(DATA SHOWN Opens)

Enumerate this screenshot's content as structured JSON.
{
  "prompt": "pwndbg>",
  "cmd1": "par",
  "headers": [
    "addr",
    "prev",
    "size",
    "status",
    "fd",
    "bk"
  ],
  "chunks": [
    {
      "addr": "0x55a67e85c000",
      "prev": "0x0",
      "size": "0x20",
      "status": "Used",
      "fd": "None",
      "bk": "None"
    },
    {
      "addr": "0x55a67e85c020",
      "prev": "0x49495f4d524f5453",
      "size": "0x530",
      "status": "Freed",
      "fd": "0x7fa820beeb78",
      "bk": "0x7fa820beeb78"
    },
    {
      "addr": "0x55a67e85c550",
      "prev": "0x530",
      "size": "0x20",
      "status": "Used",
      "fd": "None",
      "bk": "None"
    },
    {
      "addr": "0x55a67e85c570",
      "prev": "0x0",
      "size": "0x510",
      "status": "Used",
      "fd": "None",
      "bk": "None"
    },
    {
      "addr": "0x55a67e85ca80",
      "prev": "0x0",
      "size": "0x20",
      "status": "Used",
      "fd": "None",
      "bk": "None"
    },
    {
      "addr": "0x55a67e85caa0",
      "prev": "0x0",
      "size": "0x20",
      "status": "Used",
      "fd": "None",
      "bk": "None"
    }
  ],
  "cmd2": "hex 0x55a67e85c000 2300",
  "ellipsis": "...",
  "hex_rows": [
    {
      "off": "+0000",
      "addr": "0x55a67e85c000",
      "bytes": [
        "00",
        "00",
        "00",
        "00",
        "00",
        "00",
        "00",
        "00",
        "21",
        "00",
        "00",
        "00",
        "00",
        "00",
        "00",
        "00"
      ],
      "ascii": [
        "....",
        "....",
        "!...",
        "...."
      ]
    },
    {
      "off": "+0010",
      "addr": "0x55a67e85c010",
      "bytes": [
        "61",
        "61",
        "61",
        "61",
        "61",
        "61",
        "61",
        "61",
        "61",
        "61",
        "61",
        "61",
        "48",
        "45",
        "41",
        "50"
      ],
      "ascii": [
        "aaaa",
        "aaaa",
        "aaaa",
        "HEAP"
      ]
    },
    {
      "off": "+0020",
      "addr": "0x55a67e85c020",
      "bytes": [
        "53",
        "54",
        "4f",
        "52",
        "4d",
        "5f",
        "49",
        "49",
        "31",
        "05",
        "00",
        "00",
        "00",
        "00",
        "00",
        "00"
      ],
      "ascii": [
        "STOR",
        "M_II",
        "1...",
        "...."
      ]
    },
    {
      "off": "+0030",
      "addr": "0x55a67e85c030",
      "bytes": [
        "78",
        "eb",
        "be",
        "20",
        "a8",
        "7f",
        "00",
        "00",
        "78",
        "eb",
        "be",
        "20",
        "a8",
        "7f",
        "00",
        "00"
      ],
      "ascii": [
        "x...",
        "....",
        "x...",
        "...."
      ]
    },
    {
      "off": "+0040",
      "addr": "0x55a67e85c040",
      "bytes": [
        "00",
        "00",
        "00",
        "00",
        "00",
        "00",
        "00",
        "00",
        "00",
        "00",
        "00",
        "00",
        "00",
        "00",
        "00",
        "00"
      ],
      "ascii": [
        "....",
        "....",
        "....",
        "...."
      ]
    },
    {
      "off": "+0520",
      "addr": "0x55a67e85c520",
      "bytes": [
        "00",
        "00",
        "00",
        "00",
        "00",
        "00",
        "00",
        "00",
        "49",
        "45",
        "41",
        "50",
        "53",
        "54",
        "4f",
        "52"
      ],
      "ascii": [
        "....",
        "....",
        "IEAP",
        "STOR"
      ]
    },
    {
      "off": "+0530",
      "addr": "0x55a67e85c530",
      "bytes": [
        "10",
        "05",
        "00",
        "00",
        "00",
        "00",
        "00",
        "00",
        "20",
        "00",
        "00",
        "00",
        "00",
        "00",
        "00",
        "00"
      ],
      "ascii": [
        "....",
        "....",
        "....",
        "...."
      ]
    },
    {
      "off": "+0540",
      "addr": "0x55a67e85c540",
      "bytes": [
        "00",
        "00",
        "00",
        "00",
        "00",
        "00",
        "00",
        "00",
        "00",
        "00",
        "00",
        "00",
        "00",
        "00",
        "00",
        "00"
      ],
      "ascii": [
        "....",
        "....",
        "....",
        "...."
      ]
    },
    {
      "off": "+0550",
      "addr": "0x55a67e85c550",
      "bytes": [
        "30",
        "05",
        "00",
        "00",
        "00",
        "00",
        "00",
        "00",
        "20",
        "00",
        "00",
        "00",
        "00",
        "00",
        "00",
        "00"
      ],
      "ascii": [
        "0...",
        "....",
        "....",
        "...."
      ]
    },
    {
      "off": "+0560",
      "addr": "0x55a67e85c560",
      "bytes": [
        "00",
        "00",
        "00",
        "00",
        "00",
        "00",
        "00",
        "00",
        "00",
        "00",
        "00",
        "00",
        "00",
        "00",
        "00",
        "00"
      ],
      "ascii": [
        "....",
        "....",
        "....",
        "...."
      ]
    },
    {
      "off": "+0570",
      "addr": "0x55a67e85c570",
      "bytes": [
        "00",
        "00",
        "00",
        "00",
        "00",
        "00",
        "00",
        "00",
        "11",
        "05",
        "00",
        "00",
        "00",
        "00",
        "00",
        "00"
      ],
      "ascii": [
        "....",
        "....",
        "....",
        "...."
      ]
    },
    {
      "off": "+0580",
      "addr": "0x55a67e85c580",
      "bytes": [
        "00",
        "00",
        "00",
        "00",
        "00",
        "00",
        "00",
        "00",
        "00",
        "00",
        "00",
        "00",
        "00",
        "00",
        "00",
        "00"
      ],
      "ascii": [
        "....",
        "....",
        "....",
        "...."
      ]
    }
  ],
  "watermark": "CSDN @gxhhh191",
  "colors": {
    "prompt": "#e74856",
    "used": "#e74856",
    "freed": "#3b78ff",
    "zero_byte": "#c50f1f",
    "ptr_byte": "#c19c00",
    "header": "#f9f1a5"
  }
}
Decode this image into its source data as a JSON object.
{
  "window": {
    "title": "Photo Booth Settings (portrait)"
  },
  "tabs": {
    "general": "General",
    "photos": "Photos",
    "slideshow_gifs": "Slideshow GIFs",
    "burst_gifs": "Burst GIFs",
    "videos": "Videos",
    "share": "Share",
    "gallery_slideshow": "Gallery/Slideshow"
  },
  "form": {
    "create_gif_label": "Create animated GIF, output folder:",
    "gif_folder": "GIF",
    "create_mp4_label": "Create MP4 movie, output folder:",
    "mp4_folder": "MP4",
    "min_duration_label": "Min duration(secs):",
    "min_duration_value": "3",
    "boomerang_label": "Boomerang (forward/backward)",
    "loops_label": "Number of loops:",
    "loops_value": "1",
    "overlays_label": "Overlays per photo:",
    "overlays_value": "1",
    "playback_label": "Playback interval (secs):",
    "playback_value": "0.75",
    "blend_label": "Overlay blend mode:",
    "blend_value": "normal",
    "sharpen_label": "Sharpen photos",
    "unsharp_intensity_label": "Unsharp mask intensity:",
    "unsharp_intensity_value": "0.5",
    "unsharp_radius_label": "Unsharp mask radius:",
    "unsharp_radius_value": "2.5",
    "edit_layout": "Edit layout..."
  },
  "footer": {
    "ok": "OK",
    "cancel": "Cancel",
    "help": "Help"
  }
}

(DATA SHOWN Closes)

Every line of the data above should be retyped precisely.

Enumerate this screenshot's content as structured JSON.
{
  "prompt": "pwndbg>",
  "cmd1": "par",
  "headers": [
    "addr",
    "prev",
    "size",
    "status",
    "fd",
    "bk"
  ],
  "chunks": [
    {
      "addr": "0x55a67e85c000",
      "prev": "0x0",
      "size": "0x20",
      "status": "Used",
      "fd": "None",
      "bk": "None"
    },
    {
      "addr": "0x55a67e85c020",
      "prev": "0x49495f4d524f5453",
      "size": "0x530",
      "status": "Freed",
      "fd": "0x7fa820beeb78",
      "bk": "0x7fa820beeb78"
    },
    {
      "addr": "0x55a67e85c550",
      "prev": "0x530",
      "size": "0x20",
      "status": "Used",
      "fd": "None",
      "bk": "None"
    },
    {
      "addr": "0x55a67e85c570",
      "prev": "0x0",
      "size": "0x510",
      "status": "Used",
      "fd": "None",
      "bk": "None"
    },
    {
      "addr": "0x55a67e85ca80",
      "prev": "0x0",
      "size": "0x20",
      "status": "Used",
      "fd": "None",
      "bk": "None"
    },
    {
      "addr": "0x55a67e85caa0",
      "prev": "0x0",
      "size": "0x20",
      "status": "Used",
      "fd": "None",
      "bk": "None"
    }
  ],
  "cmd2": "hex 0x55a67e85c000 2300",
  "ellipsis": "...",
  "hex_rows": [
    {
      "off": "+0000",
      "addr": "0x55a67e85c000",
      "bytes": [
        "00",
        "00",
        "00",
        "00",
        "00",
        "00",
        "00",
        "00",
        "21",
        "00",
        "00",
        "00",
        "00",
        "00",
        "00",
        "00"
      ],
      "ascii": [
        "....",
        "....",
        "!...",
        "...."
      ]
    },
    {
      "off": "+0010",
      "addr": "0x55a67e85c010",
      "bytes": [
        "61",
        "61",
        "61",
        "61",
        "61",
        "61",
        "61",
        "61",
        "61",
        "61",
        "61",
        "61",
        "48",
        "45",
        "41",
        "50"
      ],
      "ascii": [
        "aaaa",
        "aaaa",
        "aaaa",
        "HEAP"
      ]
    },
    {
      "off": "+0020",
      "addr": "0x55a67e85c020",
      "bytes": [
        "53",
        "54",
        "4f",
        "52",
        "4d",
        "5f",
        "49",
        "49",
        "31",
        "05",
        "00",
        "00",
        "00",
        "00",
        "00",
        "00"
      ],
      "ascii": [
        "STOR",
        "M_II",
        "1...",
        "...."
      ]
    },
    {
      "off": "+0030",
      "addr": "0x55a67e85c030",
      "bytes": [
        "78",
        "eb",
        "be",
        "20",
        "a8",
        "7f",
        "00",
        "00",
        "78",
        "eb",
        "be",
        "20",
        "a8",
        "7f",
        "00",
        "00"
      ],
      "ascii": [
        "x...",
        "....",
        "x...",
        "...."
      ]
    },
    {
      "off": "+0040",
      "addr": "0x55a67e85c040",
      "bytes": [
        "00",
        "00",
        "00",
        "00",
        "00",
        "00",
        "00",
        "00",
        "00",
        "00",
        "00",
        "00",
        "00",
        "00",
        "00",
        "00"
      ],
      "ascii": [
        "....",
        "....",
        "....",
        "...."
      ]
    },
    {
      "off": "+0520",
      "addr": "0x55a67e85c520",
      "bytes": [
        "00",
        "00",
        "00",
        "00",
        "00",
        "00",
        "00",
        "00",
        "49",
        "45",
        "41",
        "50",
        "53",
        "54",
        "4f",
        "52"
      ],
      "ascii": [
        "....",
        "....",
        "IEAP",
        "STOR"
      ]
    },
    {
      "off": "+0530",
      "addr": "0x55a67e85c530",
      "bytes": [
        "10",
        "05",
        "00",
        "00",
        "00",
        "00",
        "00",
        "00",
        "20",
        "00",
        "00",
        "00",
        "00",
        "00",
        "00",
        "00"
      ],
      "ascii": [
        "....",
        "....",
        "....",
        "...."
      ]
    },
    {
      "off": "+0540",
      "addr": "0x55a67e85c540",
      "bytes": [
        "00",
        "00",
        "00",
        "00",
        "00",
        "00",
        "00",
        "00",
        "00",
        "00",
        "00",
        "00",
        "00",
        "00",
        "00",
        "00"
      ],
      "ascii": [
        "....",
        "....",
        "....",
        "...."
      ]
    },
    {
      "off": "+0550",
      "addr": "0x55a67e85c550",
      "bytes": [
        "30",
        "05",
        "00",
        "00",
        "00",
        "00",
        "00",
        "00",
        "20",
        "00",
        "00",
        "00",
        "00",
        "00",
        "00",
        "00"
      ],
      "ascii": [
        "0...",
        "....",
        "....",
        "...."
      ]
    },
    {
      "off": "+0560",
      "addr": "0x55a67e85c560",
      "bytes": [
        "00",
        "00",
        "00",
        "00",
        "00",
        "00",
        "00",
        "00",
        "00",
        "00",
        "00",
        "00",
        "00",
        "00",
        "00",
        "00"
      ],
      "ascii": [
        "....",
        "....",
        "....",
        "...."
      ]
    },
    {
      "off": "+0570",
      "addr": "0x55a67e85c570",
      "bytes": [
        "00",
        "00",
        "00",
        "00",
        "00",
        "00",
        "00",
        "00",
        "11",
        "05",
        "00",
        "00",
        "00",
        "00",
        "00",
        "00"
      ],
      "ascii": [
        "....",
        "....",
        "....",
        "...."
      ]
    },
    {
      "off": "+0580",
      "addr": "0x55a67e85c580",
      "bytes": [
        "00",
        "00",
        "00",
        "00",
        "00",
        "00",
        "00",
        "00",
        "00",
        "00",
        "00",
        "00",
        "00",
        "00",
        "00",
        "00"
      ],
      "ascii": [
        "....",
        "....",
        "....",
        "...."
      ]
    }
  ],
  "watermark": "CSDN @gxhhh191",
  "colors": {
    "prompt": "#e74856",
    "used": "#e74856",
    "freed": "#3b78ff",
    "zero_byte": "#c50f1f",
    "ptr_byte": "#c19c00",
    "header": "#f9f1a5"
  }
}
Decode this image into its source data as a JSON object.
{
  "window": {
    "title": "Photo Booth Settings (portrait)"
  },
  "tabs": {
    "general": "General",
    "photos": "Photos",
    "slideshow_gifs": "Slideshow GIFs",
    "burst_gifs": "Burst GIFs",
    "videos": "Videos",
    "share": "Share",
    "gallery_slideshow": "Gallery/Slideshow"
  },
  "form": {
    "create_gif_label": "Create animated GIF, output folder:",
    "gif_folder": "GIF",
    "create_mp4_label": "Create MP4 movie, output folder:",
    "mp4_folder": "MP4",
    "min_duration_label": "Min duration(secs):",
    "min_duration_value": "3",
    "boomerang_label": "Boomerang (forward/backward)",
    "loops_label": "Number of loops:",
    "loops_value": "1",
    "overlays_label": "Overlays per photo:",
    "overlays_value": "1",
    "playback_label": "Playback interval (secs):",
    "playback_value": "0.75",
    "blend_label": "Overlay blend mode:",
    "blend_value": "normal",
    "sharpen_label": "Sharpen photos",
    "unsharp_intensity_label": "Unsharp mask intensity:",
    "unsharp_intensity_value": "0.5",
    "unsharp_radius_label": "Unsharp mask radius:",
    "unsharp_radius_value": "2.5",
    "edit_layout": "Edit layout..."
  },
  "footer": {
    "ok": "OK",
    "cancel": "Cancel",
    "help": "Help"
  }
}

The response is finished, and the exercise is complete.